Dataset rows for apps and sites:

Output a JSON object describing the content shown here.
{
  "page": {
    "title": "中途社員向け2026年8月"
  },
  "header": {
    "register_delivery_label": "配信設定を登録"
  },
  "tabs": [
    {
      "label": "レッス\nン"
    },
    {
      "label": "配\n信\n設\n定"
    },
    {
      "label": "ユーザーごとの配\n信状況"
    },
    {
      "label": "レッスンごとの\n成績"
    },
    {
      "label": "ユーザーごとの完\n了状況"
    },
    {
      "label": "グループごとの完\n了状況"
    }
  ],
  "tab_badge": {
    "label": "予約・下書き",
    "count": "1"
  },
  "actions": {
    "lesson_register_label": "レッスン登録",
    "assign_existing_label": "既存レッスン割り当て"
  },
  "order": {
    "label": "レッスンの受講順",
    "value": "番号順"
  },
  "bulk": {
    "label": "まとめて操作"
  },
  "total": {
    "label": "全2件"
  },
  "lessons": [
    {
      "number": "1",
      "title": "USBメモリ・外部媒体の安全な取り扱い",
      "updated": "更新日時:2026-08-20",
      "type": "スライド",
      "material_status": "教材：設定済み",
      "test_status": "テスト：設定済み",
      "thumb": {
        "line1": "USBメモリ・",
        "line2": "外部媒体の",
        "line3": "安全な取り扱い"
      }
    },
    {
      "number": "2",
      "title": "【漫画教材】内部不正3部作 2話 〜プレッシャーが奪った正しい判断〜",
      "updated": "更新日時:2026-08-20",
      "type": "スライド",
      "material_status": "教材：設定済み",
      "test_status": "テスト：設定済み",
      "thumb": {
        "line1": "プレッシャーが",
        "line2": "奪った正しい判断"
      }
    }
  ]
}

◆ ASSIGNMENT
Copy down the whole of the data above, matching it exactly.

◆ RESPONSE BELOW
Output a JSON object describing the content shown here.
{
  "page": {
    "title": "中途社員向け2026年8月"
  },
  "header": {
    "register_delivery_label": "配信設定を登録"
  },
  "tabs": [
    {
      "label": "レッス\nン"
    },
    {
      "label": "配\n信\n設\n定"
    },
    {
      "label": "ユーザーごとの配\n信状況"
    },
    {
      "label": "レッスンごとの\n成績"
    },
    {
      "label": "ユーザーごとの完\n了状況"
    },
    {
      "label": "グループごとの完\n了状況"
    }
  ],
  "tab_badge": {
    "label": "予約・下書き",
    "count": "1"
  },
  "actions": {
    "lesson_register_label": "レッスン登録",
    "assign_existing_label": "既存レッスン割り当て"
  },
  "order": {
    "label": "レッスンの受講順",
    "value": "番号順"
  },
  "bulk": {
    "label": "まとめて操作"
  },
  "total": {
    "label": "全2件"
  },
  "lessons": [
    {
      "number": "1",
      "title": "USBメモリ・外部媒体の安全な取り扱い",
      "updated": "更新日時:2026-08-20",
      "type": "スライド",
      "material_status": "教材：設定済み",
      "test_status": "テスト：設定済み",
      "thumb": {
        "line1": "USBメモリ・",
        "line2": "外部媒体の",
        "line3": "安全な取り扱い"
      }
    },
    {
      "number": "2",
      "title": "【漫画教材】内部不正3部作 2話 〜プレッシャーが奪った正しい判断〜",
      "updated": "更新日時:2026-08-20",
      "type": "スライド",
      "material_status": "教材：設定済み",
      "test_status": "テスト：設定済み",
      "thumb": {
        "line1": "プレッシャーが",
        "line2": "奪った正しい判断"
      }
    }
  ]
}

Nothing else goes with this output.